Jakarta, Tuesday, October 6, 2020 – With economic development, transportation has become a necessity that is inseparable from our everyday life. If its carbon wastes have not been handled carefully by the government and various parties, the earth’s temperature will be compromised, which endangers human life. It also means that Indonesia will fail to meet its promise in the Paris Agreement with zero emissions by 2050. This urgency was discussed by the Institute for Essential Services Reform (IESR) in the launch of its second series of five reports on the Indonesian Energy Transition Roadmap entitled A Transition Towards Low Carbon Transport in Indonesia: A Technological Perspective. Conducted online this event was attended by Firdaus Komarno, Head of the Center for Sustainable Transportation Management of the Ministry of Transportation, and Faela Sufa, Southeast Asia Director of the Institute for Transportation & Development Policy (ITDP), to respond to the findings and recommendations of the report written by Julius Christian Adiatma.
Julius explained that as the largest fuel consumers, transportation contributed around 150 million tons of greenhouse gas (GHG) in 2017. If the energy consumption pattern remains the same, in 2050, it will produce 500 tons of carbon emissions. He offers three approaches to reduce the use of fossil fuels and mitigate the impact of the energy transition in the transportation sector, namely Avoid, Shift, and Improve (ASI).

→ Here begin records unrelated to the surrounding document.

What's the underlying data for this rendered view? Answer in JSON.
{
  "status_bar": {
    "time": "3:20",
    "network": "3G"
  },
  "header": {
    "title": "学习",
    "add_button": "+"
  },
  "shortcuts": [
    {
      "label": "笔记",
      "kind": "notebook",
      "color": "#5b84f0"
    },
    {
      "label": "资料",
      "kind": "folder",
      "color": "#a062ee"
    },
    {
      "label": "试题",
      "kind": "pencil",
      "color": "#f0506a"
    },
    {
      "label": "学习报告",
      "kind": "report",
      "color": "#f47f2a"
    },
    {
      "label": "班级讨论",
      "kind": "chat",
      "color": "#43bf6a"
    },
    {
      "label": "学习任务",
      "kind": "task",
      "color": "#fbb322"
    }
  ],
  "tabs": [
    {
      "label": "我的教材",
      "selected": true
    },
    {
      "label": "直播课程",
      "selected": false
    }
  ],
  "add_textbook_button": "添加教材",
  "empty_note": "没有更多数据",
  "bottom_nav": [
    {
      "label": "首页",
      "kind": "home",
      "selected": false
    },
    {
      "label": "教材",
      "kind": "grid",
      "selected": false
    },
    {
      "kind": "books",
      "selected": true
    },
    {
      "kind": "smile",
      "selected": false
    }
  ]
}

“The Avoid approach means that as much as possible, we reduce the number of trips and the number of transportation needs through better urban planning. Meanwhile, the Shift is shifting to a mode of transportation that is more energy-efficient or less carbon-intensive. Improving means increasing the efficiency of the vehicle or the carbon intensity of the vehicles,” he explained.
Discussing energy-efficient modes of transportation, Julius suggested the development of light vehicle electrification. However, this requires careful planning by taking into account the electrical system in Indonesia, which still uses coal, and the lack of supporting infrastructure such as electric vehicle chargers.
“The point is, whether we like it or not, the energy transition is inevitable. Of course, it causes some side effects, for instance, infrastructure unpreparedness or technology choice errors. A decrease in economic activity or the occurrence of stranded assets, “he added.
Julius also mentioned the goal of the Ministry of Transportation’s road maps, based on his study, is not comprehending the Paris Agreement.
“If we look at the roadmap of the automotive industry until 2034, if I am not mistaken, only 30 percent of vehicle production is in the form of solar energy vehicles or fuel cells. If so, then the projection in 2020, only 30 percent of electric vehicles will be on the roads, ”he explained.
He stated that the energy transition road map in the transportation sector must contain infrastructure development that is in line with technological developments, anticipate the economic-social impact of the transition along with its mitigation plans, as well as research and development of alternative low-carbon transportation technologies. Besides, the government must have a plan and ensure that this transition process is successfully implemented while reducing the risks from the transition process that occurs, especially to the stakeholders involved (including industry players, workers, and affected communities).
Responding to Julius’ explanation, Faela agreed that the government must be more proactive in addressing the need for low-carbon transportation, not only at the national level and even at the regional level.
“There is a need for road maps and targets at the regional level to switch to public transportation with renewable energy so that it is not only about electricity,” she said.
She also suggested that the Ministry of Transportation could encourage non-fiscal intensive policies in local governments, such as lower parking tickets for low-carbon vehicles.
Responding to this, Firdaus Komarno generally agreed on Indonesia’s need to make an energy transition. Through his presentation, Firdaus revealed that the government has issued various policies to encourage energy transition in the transportation sector. However, he admitted that it was not well integrated.
“Hopefully, in the future, especially the three Ministries, such as Energy and Mineral Resources (ESDM), Transportation and Industry work together, integrate to guard this low-carbon development,” he hoped.
Firdaus has the same view regarding the challenges of the energy transition in Indonesia. In addition to what Julius has mentioned, one of the obstacles the government faces is the absence of a stipulation of electricity rates, so it does not provide certainty for electric vehicle manufacturers. Moreover, the government has not issued a policy of providing incentives for users of low-carbon vehicles. Furthermore, Firdaus feels happy and open if there is an opportunity for discussion for his party, IESR, or other organizations that have the same vision to achieve low carbon transportation in Indonesia.
Materi paparanA Transition Towards Low Carbon Transport in Indonesia_ a technological perspective
Bahan Webinar IESR 061020